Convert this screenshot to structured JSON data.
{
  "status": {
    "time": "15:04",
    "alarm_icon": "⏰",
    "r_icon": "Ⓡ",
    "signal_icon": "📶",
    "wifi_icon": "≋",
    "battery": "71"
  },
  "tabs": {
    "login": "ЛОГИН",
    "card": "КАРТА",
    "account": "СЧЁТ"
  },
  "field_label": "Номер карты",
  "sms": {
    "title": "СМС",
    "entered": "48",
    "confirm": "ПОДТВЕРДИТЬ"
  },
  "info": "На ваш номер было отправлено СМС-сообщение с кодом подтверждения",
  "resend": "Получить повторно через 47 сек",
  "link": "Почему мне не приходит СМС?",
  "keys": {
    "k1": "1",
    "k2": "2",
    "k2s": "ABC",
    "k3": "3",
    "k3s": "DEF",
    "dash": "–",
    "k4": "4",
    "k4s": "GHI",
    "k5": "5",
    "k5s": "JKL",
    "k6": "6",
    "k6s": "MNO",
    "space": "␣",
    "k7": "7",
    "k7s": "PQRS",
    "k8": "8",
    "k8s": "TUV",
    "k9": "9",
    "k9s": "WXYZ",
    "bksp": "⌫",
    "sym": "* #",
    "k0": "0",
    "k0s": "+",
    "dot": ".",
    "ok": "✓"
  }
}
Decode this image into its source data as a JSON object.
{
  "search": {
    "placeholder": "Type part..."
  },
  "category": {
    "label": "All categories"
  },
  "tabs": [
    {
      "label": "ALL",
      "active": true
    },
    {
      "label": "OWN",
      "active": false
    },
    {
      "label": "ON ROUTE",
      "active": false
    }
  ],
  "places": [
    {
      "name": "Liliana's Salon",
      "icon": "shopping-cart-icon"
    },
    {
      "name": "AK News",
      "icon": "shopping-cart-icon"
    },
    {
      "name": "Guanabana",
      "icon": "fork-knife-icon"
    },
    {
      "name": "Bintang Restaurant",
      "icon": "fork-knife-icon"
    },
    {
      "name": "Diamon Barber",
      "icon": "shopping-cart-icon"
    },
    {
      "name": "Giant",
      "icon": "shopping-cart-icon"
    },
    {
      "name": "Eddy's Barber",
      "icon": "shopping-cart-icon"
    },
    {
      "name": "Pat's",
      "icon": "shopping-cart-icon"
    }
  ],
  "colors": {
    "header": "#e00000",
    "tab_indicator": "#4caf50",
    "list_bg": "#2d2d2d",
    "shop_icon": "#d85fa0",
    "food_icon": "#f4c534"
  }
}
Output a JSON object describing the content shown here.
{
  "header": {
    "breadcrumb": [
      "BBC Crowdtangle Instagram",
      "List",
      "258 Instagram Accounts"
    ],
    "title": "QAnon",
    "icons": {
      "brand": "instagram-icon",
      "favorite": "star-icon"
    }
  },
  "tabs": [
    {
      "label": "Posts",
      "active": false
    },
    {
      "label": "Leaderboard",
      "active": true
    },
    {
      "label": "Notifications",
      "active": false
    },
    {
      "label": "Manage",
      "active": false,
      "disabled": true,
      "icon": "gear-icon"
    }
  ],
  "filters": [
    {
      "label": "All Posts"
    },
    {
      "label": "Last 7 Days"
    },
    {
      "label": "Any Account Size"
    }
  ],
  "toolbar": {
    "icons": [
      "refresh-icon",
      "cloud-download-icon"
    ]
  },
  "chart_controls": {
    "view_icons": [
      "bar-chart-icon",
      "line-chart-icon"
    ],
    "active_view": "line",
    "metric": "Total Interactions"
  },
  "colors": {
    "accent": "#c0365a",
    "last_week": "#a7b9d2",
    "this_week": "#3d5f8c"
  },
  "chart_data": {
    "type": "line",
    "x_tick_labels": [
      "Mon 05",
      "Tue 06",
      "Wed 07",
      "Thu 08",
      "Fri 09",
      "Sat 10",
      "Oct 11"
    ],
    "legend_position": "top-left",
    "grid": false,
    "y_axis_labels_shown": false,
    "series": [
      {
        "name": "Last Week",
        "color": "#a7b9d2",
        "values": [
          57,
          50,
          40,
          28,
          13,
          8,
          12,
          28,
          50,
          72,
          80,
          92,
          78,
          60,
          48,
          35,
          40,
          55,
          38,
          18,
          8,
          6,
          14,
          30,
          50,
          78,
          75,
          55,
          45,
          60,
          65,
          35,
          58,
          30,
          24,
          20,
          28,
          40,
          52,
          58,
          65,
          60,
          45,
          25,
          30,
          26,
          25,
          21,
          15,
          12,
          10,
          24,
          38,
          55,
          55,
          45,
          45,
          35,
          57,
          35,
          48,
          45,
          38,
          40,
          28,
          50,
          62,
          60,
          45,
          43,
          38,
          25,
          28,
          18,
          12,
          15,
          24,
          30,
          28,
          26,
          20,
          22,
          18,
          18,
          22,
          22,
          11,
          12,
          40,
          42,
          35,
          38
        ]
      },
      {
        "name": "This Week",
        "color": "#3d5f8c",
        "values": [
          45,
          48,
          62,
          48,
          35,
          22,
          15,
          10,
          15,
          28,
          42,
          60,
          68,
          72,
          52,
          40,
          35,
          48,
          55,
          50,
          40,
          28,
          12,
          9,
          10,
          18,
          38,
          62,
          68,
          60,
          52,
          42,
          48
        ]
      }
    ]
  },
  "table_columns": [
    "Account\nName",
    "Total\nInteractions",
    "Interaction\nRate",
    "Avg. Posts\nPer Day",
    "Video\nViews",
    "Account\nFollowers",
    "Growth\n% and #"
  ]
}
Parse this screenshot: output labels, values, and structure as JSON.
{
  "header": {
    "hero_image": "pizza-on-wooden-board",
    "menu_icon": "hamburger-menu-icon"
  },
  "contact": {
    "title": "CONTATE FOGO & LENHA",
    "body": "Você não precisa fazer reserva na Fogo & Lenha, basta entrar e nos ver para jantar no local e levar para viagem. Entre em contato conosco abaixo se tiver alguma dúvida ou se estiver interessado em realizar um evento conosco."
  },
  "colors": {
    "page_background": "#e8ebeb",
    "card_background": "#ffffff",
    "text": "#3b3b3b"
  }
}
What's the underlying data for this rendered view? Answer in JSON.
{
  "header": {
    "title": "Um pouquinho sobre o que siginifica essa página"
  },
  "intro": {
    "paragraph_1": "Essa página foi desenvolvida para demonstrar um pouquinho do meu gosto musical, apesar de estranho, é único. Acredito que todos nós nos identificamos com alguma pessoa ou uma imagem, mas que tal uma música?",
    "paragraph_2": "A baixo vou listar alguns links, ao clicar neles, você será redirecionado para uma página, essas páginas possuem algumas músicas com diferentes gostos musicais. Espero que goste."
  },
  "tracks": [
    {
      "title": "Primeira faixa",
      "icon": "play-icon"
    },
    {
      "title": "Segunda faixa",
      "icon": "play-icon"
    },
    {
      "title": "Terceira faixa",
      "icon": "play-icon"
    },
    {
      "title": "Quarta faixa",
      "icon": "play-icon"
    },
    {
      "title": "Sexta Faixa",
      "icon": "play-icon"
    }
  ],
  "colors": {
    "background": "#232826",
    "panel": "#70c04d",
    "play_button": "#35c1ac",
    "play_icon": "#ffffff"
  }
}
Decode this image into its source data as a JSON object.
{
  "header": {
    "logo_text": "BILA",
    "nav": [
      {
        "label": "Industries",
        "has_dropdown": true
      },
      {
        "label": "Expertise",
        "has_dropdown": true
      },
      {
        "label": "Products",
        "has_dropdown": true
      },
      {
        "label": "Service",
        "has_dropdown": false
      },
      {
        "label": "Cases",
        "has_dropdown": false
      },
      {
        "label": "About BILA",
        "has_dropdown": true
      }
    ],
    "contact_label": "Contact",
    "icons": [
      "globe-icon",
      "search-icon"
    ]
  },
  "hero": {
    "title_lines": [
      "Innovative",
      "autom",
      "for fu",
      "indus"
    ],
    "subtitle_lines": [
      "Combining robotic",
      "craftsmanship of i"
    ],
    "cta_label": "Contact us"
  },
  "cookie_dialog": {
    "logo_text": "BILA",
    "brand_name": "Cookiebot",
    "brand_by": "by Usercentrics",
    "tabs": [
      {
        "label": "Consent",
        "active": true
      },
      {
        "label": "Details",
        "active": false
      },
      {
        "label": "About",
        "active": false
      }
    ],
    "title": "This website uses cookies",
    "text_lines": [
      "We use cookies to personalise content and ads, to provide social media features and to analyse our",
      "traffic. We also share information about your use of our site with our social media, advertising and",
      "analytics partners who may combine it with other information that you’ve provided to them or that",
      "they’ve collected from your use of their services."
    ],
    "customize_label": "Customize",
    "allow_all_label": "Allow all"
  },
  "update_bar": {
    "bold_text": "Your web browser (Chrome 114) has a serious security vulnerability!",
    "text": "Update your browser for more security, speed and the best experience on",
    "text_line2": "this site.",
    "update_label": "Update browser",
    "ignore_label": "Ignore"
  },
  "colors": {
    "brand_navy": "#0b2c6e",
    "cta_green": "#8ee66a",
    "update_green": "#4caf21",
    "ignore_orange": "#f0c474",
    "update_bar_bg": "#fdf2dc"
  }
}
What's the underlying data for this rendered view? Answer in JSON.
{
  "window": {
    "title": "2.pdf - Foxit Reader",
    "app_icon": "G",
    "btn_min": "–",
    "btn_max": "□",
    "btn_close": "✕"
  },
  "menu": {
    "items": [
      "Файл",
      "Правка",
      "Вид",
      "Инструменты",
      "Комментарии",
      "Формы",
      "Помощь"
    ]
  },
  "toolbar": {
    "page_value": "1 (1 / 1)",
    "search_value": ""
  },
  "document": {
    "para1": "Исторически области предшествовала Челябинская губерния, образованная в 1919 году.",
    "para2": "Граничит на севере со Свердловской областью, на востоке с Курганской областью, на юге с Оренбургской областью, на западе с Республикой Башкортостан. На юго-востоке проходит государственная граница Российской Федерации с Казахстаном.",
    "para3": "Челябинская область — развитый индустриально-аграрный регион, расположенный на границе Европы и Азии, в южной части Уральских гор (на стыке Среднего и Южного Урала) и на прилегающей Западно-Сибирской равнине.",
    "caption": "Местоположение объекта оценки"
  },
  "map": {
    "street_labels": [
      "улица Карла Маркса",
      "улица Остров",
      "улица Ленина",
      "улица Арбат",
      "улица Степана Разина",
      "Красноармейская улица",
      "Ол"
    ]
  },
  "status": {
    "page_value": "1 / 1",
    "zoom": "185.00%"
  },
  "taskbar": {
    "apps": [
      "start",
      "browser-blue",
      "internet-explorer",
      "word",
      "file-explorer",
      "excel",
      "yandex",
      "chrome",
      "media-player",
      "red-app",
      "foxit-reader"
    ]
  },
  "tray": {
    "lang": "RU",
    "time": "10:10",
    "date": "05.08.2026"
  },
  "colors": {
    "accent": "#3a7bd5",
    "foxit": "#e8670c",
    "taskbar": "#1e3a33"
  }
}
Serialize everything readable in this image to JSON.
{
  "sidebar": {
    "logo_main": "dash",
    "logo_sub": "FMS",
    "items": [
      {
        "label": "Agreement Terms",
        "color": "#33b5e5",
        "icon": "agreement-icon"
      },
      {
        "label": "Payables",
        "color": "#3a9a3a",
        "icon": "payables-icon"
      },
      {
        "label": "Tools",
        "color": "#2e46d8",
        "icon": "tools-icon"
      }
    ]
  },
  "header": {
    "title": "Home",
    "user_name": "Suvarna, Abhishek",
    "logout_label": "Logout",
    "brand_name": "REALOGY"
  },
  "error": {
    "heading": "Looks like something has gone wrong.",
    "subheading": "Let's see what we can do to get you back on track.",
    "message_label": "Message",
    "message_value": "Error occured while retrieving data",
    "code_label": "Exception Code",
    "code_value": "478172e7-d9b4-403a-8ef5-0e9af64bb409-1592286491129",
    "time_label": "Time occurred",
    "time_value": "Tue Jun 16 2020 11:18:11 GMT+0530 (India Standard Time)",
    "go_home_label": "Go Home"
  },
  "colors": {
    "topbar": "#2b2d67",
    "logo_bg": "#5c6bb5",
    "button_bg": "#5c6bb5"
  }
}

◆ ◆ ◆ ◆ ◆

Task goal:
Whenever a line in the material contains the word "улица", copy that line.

Exercise solution:
      "улица Карла Маркса",
      "улица Остров",
      "улица Ленина",
      "улица Арбат",
      "улица Степана Разина",
      "Красноармейская улица",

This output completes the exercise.